* **Dataset records**
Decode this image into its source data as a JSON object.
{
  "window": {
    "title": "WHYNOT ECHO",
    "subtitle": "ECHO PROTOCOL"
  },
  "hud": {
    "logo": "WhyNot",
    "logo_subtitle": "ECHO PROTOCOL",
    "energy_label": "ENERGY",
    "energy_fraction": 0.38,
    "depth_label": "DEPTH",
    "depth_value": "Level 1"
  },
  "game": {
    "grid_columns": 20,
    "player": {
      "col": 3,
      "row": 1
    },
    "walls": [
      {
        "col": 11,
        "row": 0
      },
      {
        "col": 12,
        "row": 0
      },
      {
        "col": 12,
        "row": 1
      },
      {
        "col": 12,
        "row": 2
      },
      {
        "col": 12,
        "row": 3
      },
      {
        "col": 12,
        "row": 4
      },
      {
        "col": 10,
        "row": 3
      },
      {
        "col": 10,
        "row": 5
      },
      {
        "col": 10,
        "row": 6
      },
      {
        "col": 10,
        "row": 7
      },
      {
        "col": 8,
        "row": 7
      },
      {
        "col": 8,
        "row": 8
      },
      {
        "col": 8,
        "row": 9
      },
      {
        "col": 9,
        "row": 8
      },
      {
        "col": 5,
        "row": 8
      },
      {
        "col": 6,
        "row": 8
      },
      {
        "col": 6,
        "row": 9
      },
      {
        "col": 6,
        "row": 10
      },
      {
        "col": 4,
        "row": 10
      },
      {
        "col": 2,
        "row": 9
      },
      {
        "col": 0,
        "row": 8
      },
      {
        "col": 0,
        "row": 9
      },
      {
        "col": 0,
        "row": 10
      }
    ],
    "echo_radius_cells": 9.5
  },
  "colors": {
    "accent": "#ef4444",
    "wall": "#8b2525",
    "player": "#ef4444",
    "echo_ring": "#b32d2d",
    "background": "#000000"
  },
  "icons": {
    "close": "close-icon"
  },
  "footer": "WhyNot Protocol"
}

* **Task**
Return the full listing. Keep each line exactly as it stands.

* **Written answer**
Decode this image into its source data as a JSON object.
{
  "window": {
    "title": "WHYNOT ECHO",
    "subtitle": "ECHO PROTOCOL"
  },
  "hud": {
    "logo": "WhyNot",
    "logo_subtitle": "ECHO PROTOCOL",
    "energy_label": "ENERGY",
    "energy_fraction": 0.38,
    "depth_label": "DEPTH",
    "depth_value": "Level 1"
  },
  "game": {
    "grid_columns": 20,
    "player": {
      "col": 3,
      "row": 1
    },
    "walls": [
      {
        "col": 11,
        "row": 0
      },
      {
        "col": 12,
        "row": 0
      },
      {
        "col": 12,
        "row": 1
      },
      {
        "col": 12,
        "row": 2
      },
      {
        "col": 12,
        "row": 3
      },
      {
        "col": 12,
        "row": 4
      },
      {
        "col": 10,
        "row": 3
      },
      {
        "col": 10,
        "row": 5
      },
      {
        "col": 10,
        "row": 6
      },
      {
        "col": 10,
        "row": 7
      },
      {
        "col": 8,
        "row": 7
      },
      {
        "col": 8,
        "row": 8
      },
      {
        "col": 8,
        "row": 9
      },
      {
        "col": 9,
        "row": 8
      },
      {
        "col": 5,
        "row": 8
      },
      {
        "col": 6,
        "row": 8
      },
      {
        "col": 6,
        "row": 9
      },
      {
        "col": 6,
        "row": 10
      },
      {
        "col": 4,
        "row": 10
      },
      {
        "col": 2,
        "row": 9
      },
      {
        "col": 0,
        "row": 8
      },
      {
        "col": 0,
        "row": 9
      },
      {
        "col": 0,
        "row": 10
      }
    ],
    "echo_radius_cells": 9.5
  },
  "colors": {
    "accent": "#ef4444",
    "wall": "#8b2525",
    "player": "#ef4444",
    "echo_ring": "#b32d2d",
    "background": "#000000"
  },
  "icons": {
    "close": "close-icon"
  },
  "footer": "WhyNot Protocol"
}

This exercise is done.